To do: Reproduce every line of the material, exactly as given.
^^^^^^^^
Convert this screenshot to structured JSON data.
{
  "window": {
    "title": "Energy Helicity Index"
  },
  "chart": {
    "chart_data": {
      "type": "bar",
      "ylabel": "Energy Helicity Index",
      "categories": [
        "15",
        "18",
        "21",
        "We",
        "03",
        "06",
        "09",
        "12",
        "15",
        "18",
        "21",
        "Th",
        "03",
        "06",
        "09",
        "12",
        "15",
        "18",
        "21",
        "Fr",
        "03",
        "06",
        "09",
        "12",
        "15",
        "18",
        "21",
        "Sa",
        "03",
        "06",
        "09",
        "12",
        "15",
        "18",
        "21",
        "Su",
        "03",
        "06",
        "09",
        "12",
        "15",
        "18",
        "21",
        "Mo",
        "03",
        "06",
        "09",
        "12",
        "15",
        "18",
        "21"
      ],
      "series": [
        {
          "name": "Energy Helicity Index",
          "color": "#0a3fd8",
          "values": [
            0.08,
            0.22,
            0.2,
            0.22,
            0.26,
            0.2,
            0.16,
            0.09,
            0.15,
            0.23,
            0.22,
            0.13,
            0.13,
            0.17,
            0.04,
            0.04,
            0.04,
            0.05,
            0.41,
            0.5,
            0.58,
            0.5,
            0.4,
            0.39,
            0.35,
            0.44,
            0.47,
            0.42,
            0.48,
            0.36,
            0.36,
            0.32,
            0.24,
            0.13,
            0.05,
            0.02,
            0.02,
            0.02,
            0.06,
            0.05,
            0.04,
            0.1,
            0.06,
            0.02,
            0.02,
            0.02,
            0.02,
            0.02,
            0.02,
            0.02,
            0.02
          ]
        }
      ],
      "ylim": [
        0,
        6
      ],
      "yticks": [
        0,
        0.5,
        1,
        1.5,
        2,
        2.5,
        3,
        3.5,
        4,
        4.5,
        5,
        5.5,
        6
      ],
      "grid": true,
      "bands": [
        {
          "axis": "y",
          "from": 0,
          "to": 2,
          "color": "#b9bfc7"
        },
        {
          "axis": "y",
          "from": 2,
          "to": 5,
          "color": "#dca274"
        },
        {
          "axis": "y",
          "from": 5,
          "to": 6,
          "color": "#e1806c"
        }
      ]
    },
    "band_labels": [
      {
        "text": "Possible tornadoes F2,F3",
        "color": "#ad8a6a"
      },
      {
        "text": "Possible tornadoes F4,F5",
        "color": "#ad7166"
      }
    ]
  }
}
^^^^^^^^
Solution to this task:
Convert this screenshot to structured JSON data.
{
  "window": {
    "title": "Energy Helicity Index"
  },
  "chart": {
    "chart_data": {
      "type": "bar",
      "ylabel": "Energy Helicity Index",
      "categories": [
        "15",
        "18",
        "21",
        "We",
        "03",
        "06",
        "09",
        "12",
        "15",
        "18",
        "21",
        "Th",
        "03",
        "06",
        "09",
        "12",
        "15",
        "18",
        "21",
        "Fr",
        "03",
        "06",
        "09",
        "12",
        "15",
        "18",
        "21",
        "Sa",
        "03",
        "06",
        "09",
        "12",
        "15",
        "18",
        "21",
        "Su",
        "03",
        "06",
        "09",
        "12",
        "15",
        "18",
        "21",
        "Mo",
        "03",
        "06",
        "09",
        "12",
        "15",
        "18",
        "21"
      ],
      "series": [
        {
          "name": "Energy Helicity Index",
          "color": "#0a3fd8",
          "values": [
            0.08,
            0.22,
            0.2,
            0.22,
            0.26,
            0.2,
            0.16,
            0.09,
            0.15,
            0.23,
            0.22,
            0.13,
            0.13,
            0.17,
            0.04,
            0.04,
            0.04,
            0.05,
            0.41,
            0.5,
            0.58,
            0.5,
            0.4,
            0.39,
            0.35,
            0.44,
            0.47,
            0.42,
            0.48,
            0.36,
            0.36,
            0.32,
            0.24,
            0.13,
            0.05,
            0.02,
            0.02,
            0.02,
            0.06,
            0.05,
            0.04,
            0.1,
            0.06,
            0.02,
            0.02,
            0.02,
            0.02,
            0.02,
            0.02,
            0.02,
            0.02
          ]
        }
      ],
      "ylim": [
        0,
        6
      ],
      "yticks": [
        0,
        0.5,
        1,
        1.5,
        2,
        2.5,
        3,
        3.5,
        4,
        4.5,
        5,
        5.5,
        6
      ],
      "grid": true,
      "bands": [
        {
          "axis": "y",
          "from": 0,
          "to": 2,
          "color": "#b9bfc7"
        },
        {
          "axis": "y",
          "from": 2,
          "to": 5,
          "color": "#dca274"
        },
        {
          "axis": "y",
          "from": 5,
          "to": 6,
          "color": "#e1806c"
        }
      ]
    },
    "band_labels": [
      {
        "text": "Possible tornadoes F2,F3",
        "color": "#ad8a6a"
      },
      {
        "text": "Possible tornadoes F4,F5",
        "color": "#ad7166"
      }
    ]
  }
}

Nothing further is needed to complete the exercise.